▸ Task prompt
From the entries that follow, pick out all lines holding "screenshot".

[Interface dataset entries]

========================================================================

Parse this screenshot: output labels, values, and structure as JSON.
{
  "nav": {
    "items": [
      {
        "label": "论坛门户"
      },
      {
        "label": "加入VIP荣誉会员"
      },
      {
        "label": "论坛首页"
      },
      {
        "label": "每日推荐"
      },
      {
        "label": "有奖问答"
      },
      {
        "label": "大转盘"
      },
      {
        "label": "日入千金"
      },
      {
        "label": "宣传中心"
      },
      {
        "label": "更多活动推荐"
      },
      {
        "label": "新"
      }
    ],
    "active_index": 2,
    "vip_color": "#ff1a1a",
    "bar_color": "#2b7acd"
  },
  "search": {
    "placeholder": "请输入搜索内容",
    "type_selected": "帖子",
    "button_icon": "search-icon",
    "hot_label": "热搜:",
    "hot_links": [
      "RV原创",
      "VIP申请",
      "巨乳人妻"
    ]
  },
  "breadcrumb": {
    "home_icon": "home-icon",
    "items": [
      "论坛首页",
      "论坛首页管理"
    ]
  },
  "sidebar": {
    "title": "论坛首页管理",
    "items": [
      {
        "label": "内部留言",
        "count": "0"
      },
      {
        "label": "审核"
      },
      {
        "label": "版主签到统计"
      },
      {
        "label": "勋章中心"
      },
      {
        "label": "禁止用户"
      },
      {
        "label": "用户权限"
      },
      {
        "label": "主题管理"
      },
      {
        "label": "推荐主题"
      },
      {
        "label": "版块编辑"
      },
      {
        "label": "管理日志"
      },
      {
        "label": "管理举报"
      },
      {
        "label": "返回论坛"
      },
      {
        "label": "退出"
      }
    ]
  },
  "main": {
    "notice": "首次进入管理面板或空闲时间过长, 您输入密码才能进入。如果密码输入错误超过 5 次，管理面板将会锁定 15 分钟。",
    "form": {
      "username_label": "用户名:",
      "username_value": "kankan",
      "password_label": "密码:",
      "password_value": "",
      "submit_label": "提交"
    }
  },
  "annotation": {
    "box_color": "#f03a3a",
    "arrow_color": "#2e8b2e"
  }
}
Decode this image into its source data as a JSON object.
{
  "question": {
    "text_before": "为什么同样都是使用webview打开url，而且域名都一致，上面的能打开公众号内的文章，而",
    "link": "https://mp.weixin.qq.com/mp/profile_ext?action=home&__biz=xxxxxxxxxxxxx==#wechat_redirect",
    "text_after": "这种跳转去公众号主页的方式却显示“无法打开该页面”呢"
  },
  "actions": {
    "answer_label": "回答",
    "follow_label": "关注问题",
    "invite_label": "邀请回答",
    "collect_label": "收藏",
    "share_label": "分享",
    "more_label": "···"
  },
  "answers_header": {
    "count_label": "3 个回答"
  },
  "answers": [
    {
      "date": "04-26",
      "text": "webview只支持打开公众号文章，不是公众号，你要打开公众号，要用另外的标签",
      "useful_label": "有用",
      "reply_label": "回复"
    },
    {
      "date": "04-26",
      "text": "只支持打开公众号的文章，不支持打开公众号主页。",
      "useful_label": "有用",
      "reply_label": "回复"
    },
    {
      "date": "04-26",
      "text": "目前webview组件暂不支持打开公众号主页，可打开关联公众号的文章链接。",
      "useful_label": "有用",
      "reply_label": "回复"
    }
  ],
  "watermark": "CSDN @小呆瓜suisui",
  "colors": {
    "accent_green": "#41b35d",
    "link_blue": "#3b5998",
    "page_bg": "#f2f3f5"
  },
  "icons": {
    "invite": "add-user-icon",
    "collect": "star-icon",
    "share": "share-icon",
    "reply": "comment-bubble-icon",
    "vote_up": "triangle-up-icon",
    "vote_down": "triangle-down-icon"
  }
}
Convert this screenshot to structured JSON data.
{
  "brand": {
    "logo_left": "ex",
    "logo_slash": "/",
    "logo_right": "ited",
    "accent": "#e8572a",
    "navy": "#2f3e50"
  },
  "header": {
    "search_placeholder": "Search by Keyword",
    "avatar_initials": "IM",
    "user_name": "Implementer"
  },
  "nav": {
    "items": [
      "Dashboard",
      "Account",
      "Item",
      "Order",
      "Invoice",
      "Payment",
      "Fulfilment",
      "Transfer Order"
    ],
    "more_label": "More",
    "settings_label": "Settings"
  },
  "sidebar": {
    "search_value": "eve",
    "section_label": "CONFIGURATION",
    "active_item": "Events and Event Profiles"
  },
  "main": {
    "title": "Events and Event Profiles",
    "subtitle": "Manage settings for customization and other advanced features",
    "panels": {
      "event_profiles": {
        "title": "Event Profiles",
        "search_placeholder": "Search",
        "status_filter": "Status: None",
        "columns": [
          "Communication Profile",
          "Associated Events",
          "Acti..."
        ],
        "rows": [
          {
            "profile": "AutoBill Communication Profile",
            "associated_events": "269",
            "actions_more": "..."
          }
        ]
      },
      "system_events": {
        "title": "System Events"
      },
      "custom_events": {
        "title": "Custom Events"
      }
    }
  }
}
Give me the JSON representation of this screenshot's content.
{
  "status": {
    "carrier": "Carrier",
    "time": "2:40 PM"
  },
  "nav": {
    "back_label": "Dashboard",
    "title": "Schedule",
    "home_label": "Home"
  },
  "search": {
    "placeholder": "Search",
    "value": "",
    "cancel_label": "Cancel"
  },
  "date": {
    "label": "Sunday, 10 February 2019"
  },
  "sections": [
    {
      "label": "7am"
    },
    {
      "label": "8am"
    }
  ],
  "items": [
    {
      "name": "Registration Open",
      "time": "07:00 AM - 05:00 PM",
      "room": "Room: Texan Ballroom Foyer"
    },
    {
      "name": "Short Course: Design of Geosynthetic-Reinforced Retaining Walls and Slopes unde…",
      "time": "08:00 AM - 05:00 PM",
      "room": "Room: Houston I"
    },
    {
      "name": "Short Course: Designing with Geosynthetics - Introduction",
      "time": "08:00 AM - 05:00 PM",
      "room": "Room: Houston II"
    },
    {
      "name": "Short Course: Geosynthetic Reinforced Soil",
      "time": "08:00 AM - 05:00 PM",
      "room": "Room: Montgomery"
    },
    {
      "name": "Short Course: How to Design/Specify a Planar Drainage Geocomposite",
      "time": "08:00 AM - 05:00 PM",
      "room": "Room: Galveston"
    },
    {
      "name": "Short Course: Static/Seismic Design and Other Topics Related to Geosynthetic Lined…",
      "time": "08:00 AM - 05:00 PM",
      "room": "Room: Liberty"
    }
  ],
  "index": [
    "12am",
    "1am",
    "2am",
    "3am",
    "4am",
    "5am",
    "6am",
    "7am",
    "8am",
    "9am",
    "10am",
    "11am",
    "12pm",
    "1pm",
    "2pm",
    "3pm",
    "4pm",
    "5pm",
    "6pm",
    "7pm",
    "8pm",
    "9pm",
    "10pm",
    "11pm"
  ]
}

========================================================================

▸ Final answer
Parse this screenshot: output labels, values, and structure as JSON.
Convert this screenshot to structured JSON data.
Give me the JSON representation of this screenshot's content.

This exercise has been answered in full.